Extracted data entries
----------------

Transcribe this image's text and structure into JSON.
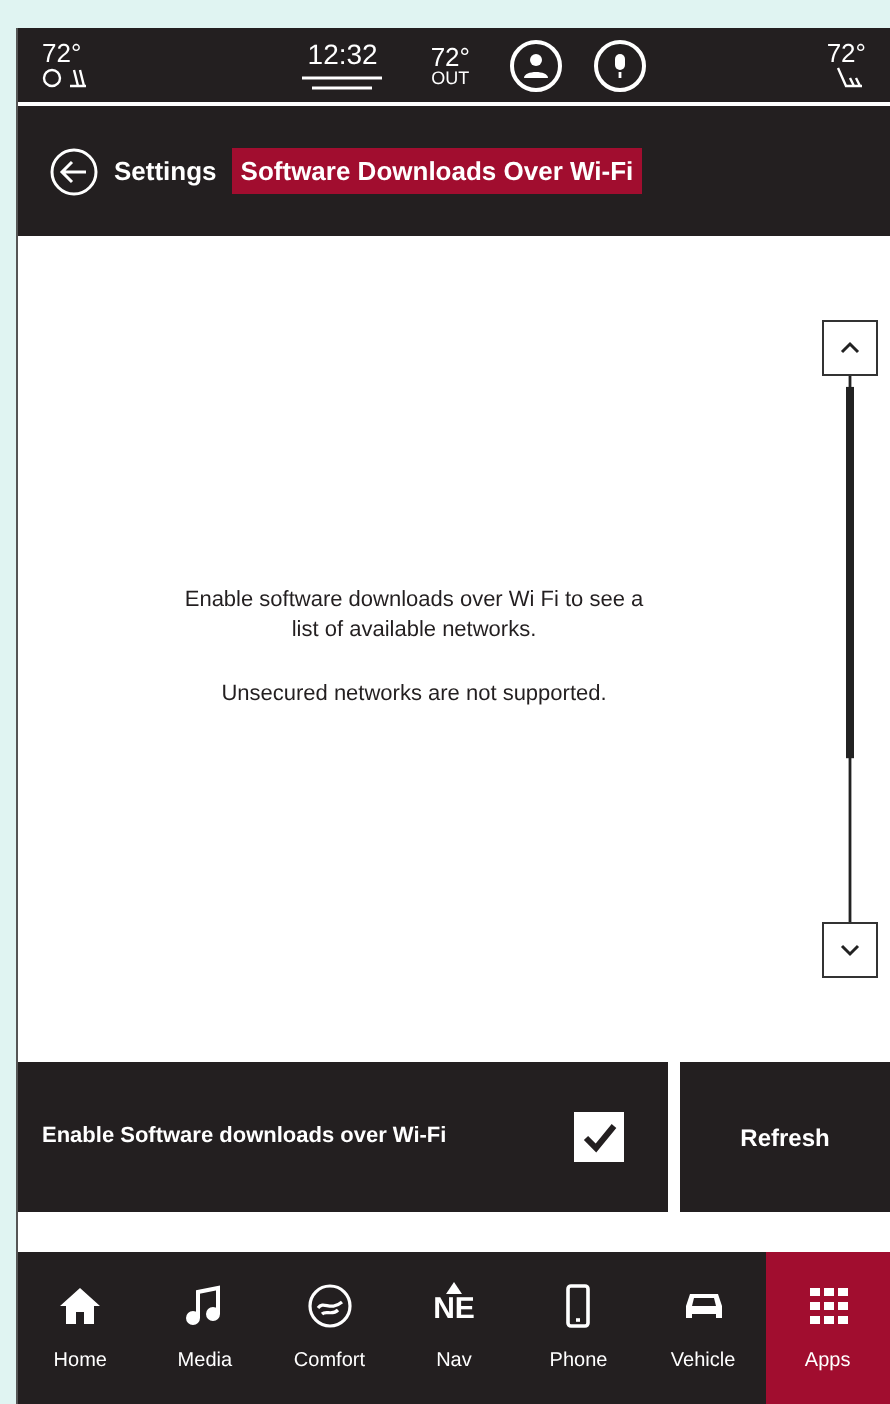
{
  "status_bar": {
    "left_temp": "72°",
    "time": "12:32",
    "outside_temp": "72°",
    "outside_label": "OUT",
    "right_temp": "72°"
  },
  "header": {
    "back": "Settings",
    "title": "Software Downloads Over Wi-Fi"
  },
  "message": {
    "line_1": "Enable software downloads over Wi Fi to see a list of available networks.",
    "line_2": "Unsecured networks are not supported."
  },
  "toggle": {
    "label": "Enable Software downloads over Wi-Fi",
    "checked": true
  },
  "refresh": "Refresh",
  "nav": [
    {
      "kind": "home",
      "label": "Home",
      "selected": false
    },
    {
      "kind": "media",
      "label": "Media",
      "selected": false
    },
    {
      "kind": "comfort",
      "label": "Comfort",
      "selected": false
    },
    {
      "kind": "nav",
      "label": "Nav",
      "heading": "NE",
      "selected": false
    },
    {
      "kind": "phone",
      "label": "Phone",
      "selected": false
    },
    {
      "kind": "vehicle",
      "label": "Vehicle",
      "selected": false
    },
    {
      "kind": "apps",
      "label": "Apps",
      "selected": true
    }
  ]
}
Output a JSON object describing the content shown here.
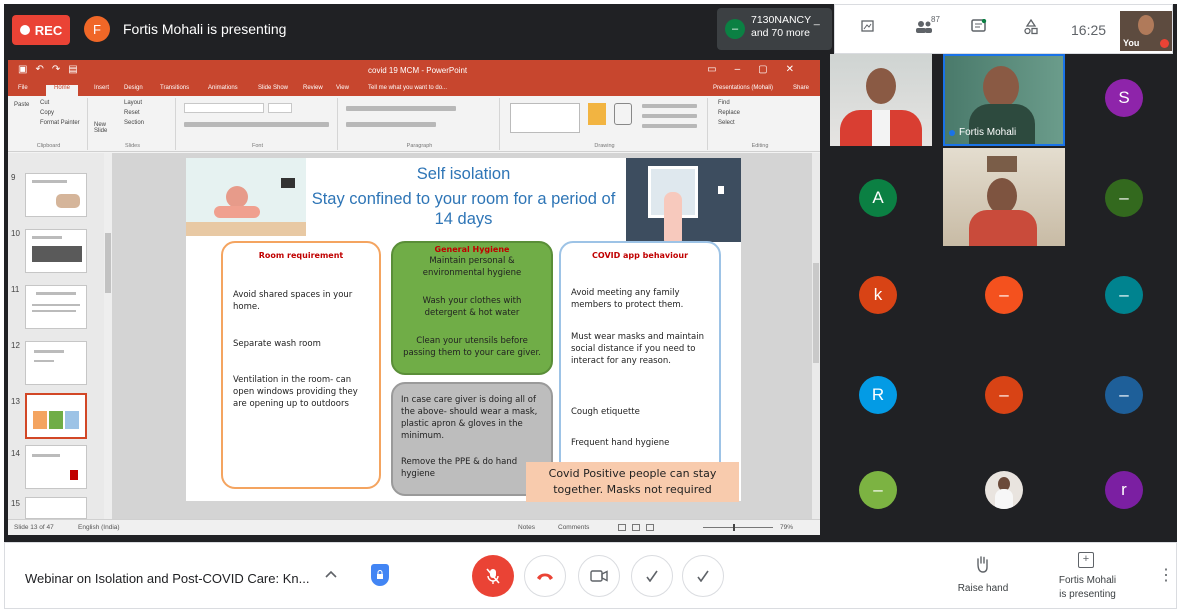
{
  "topbar": {
    "rec_label": "REC",
    "presenter_initial": "F",
    "presenter_text": "Fortis Mohali is presenting",
    "participant_icon_text": "–",
    "participant_name": "7130NANCY _",
    "participant_more": "and 70 more",
    "people_count": "87",
    "time": "16:25",
    "you_label": "You"
  },
  "ppt": {
    "window_title": "covid 19 MCM - PowerPoint",
    "tabs": [
      "File",
      "Home",
      "Insert",
      "Design",
      "Transitions",
      "Animations",
      "Slide Show",
      "Review",
      "View"
    ],
    "tell_me": "Tell me what you want to do...",
    "presenter_tag": "Presentations (Mohali)",
    "share_label": "Share",
    "ribbon_groups": [
      "Clipboard",
      "Slides",
      "Font",
      "Paragraph",
      "Drawing",
      "Editing"
    ],
    "ribbon_items": {
      "cut": "Cut",
      "copy": "Copy",
      "format_painter": "Format Painter",
      "paste": "Paste",
      "new_slide": "New Slide",
      "layout": "Layout",
      "reset": "Reset",
      "section": "Section",
      "find": "Find",
      "replace": "Replace",
      "select": "Select"
    },
    "thumb_numbers": [
      "9",
      "10",
      "11",
      "12",
      "13",
      "14",
      "15"
    ],
    "status_slide": "Slide 13 of 47",
    "status_lang": "English (India)",
    "status_notes": "Notes",
    "status_comments": "Comments",
    "status_zoom": "79%"
  },
  "slide": {
    "title": "Self isolation",
    "subtitle": "Stay confined to your room for a period of 14 days",
    "room": {
      "heading": "Room requirement",
      "p1": "Avoid shared spaces in your home.",
      "p2": "Separate wash room",
      "p3": "Ventilation in the room- can open windows providing they are opening up to outdoors"
    },
    "hygiene": {
      "heading": "General Hygiene",
      "p1": "Maintain personal & environmental hygiene",
      "p2": "Wash your clothes with detergent & hot water",
      "p3": "Clean your utensils before passing them to your care giver."
    },
    "care": {
      "p1": "In case care giver is doing all of the above- should wear a mask, plastic apron & gloves in the minimum.",
      "p2": "Remove the PPE & do hand hygiene"
    },
    "app": {
      "heading": "COVID app behaviour",
      "p1": "Avoid meeting any family members to protect them.",
      "p2": "Must wear masks and maintain social distance if you need to interact for any reason.",
      "p3": "Cough etiquette",
      "p4": "Frequent hand hygiene"
    },
    "banner": "Covid Positive people can stay together. Masks not required"
  },
  "participants": [
    {
      "type": "avatar",
      "letter": "S",
      "color": "#8e24aa"
    },
    {
      "type": "avatar",
      "letter": "A",
      "color": "#0b8043"
    },
    {
      "type": "avatar",
      "letter": "–",
      "color": "#33691e"
    },
    {
      "type": "avatar",
      "letter": "k",
      "color": "#d84315"
    },
    {
      "type": "avatar",
      "letter": "–",
      "color": "#f4511e"
    },
    {
      "type": "avatar",
      "letter": "–",
      "color": "#00838f"
    },
    {
      "type": "avatar",
      "letter": "R",
      "color": "#039be5"
    },
    {
      "type": "avatar",
      "letter": "–",
      "color": "#d84315"
    },
    {
      "type": "avatar",
      "letter": "–",
      "color": "#1e5f99"
    },
    {
      "type": "avatar",
      "letter": "–",
      "color": "#7cb342"
    },
    {
      "type": "avatar",
      "letter": "r",
      "color": "#7b1fa2"
    }
  ],
  "videos": {
    "fortis_label": "Fortis Mohali"
  },
  "bottombar": {
    "meeting_title": "Webinar on Isolation and Post-COVID Care: Kn...",
    "raise_hand": "Raise hand",
    "presenting_line1": "Fortis Mohali",
    "presenting_line2": "is presenting"
  }
}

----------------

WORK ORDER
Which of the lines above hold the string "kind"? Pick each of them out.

YOUR SOLUTION
      "kind": "home",
      "kind": "media",
      "kind": "comfort",
      "kind": "nav",
      "kind": "phone",
      "kind": "vehicle",
      "kind": "apps",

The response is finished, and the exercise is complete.